BATON ROUGE, La. (BRPROUD)- Forecasters expect to see an above-average hurricane season. The NOAA is expecting 15 to 21 named storms.
At Brookstown Hardware in Baton Rouge, shelves of emergency supplies are being cleared out.
“We usually carry 10 to 15 generators, right now we only have one,” said Brooke at Brookstown.
As of Friday, the store is sold out of emergency kits and face masks, but Brooke said it’s never too late to prepare.
“Some of the essentials are batteries, flashlights, a tarp — if you already have a leak in your roof you want to have that in stock,” she said.
The Coast Guard is pushing locals to start taking precautions now before heavy rain arrives in Baton Rouge in the coming weeks.
“Make sure your family is prepared and you have an evacuation plan in place,” said Savanna Vandehei.
The Coast Guard provides the following preparedness tips:
- Stay off the water.
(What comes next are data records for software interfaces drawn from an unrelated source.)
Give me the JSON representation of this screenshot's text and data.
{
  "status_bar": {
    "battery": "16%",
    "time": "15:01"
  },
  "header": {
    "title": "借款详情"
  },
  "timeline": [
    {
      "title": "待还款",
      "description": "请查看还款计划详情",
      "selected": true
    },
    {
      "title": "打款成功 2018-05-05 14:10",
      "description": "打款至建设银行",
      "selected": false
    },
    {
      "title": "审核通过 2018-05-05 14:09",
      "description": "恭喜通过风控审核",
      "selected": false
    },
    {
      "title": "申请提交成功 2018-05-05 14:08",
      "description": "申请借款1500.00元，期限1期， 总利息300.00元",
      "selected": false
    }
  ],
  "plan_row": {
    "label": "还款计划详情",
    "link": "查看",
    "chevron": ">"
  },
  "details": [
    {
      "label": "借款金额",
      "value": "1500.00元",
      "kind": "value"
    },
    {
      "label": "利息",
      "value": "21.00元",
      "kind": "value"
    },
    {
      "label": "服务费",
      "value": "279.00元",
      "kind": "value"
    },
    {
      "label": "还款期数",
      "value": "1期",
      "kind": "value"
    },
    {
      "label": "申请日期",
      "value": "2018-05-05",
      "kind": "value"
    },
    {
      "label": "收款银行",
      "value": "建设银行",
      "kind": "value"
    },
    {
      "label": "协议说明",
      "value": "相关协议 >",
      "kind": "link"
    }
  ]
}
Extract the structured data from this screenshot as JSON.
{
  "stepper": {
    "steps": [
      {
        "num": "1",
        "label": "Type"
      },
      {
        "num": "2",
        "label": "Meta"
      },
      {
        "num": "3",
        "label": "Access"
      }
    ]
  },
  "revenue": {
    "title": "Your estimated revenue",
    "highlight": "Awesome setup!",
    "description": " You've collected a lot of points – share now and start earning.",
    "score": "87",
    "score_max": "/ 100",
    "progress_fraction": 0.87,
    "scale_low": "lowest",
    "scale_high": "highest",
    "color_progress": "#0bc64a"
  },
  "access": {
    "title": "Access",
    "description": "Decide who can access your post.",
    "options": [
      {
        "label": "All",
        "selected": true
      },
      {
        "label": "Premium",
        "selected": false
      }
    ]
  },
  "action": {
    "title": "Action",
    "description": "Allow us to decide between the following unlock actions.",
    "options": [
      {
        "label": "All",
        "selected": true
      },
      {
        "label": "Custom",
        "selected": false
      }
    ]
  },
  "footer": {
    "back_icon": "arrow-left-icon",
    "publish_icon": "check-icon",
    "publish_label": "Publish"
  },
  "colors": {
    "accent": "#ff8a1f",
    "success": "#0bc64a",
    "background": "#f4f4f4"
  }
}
Hurricanes and tropical storms can be deadly and our ability to conduct rescues can be diminished or non-existent at the height of a storm. Be prepared, stay informed and heed storm warnings.
- Be prepared. Owners of large boats are urged to move their vessels to inland marinas where they will be less vulnerable to breaking free of their moorings or to sustaining damage. Mooring lines should be doubled in case of high winds. Boats that can be trailered should be pulled from the water and stored in a place that is not prone to flooding. Those who are leaving their boats in the water are reminded to remove EPIRBs and to secure life rings, life jackets, and small boats. These items, if not properly secured, can break free and require valuable search and rescue resources to be diverted and may put first responders in harm’s way to ensure people are not in distress.
- Evacuate as necessary. If mandatory evacuations are set for an area, the public should evacuate without delay. Coast Guard personnel and other emergency responders may not be able rescue those in danger during the storm.
- Stay informed. The public should monitor the progress and strength of the storm through local television, radio, and the Internet. Boaters can monitor its progress on VHF radio channel 16. Information can also be obtained on small craft advisories and warnings on VHF radio channel 16.
Updates on the tropics are available here.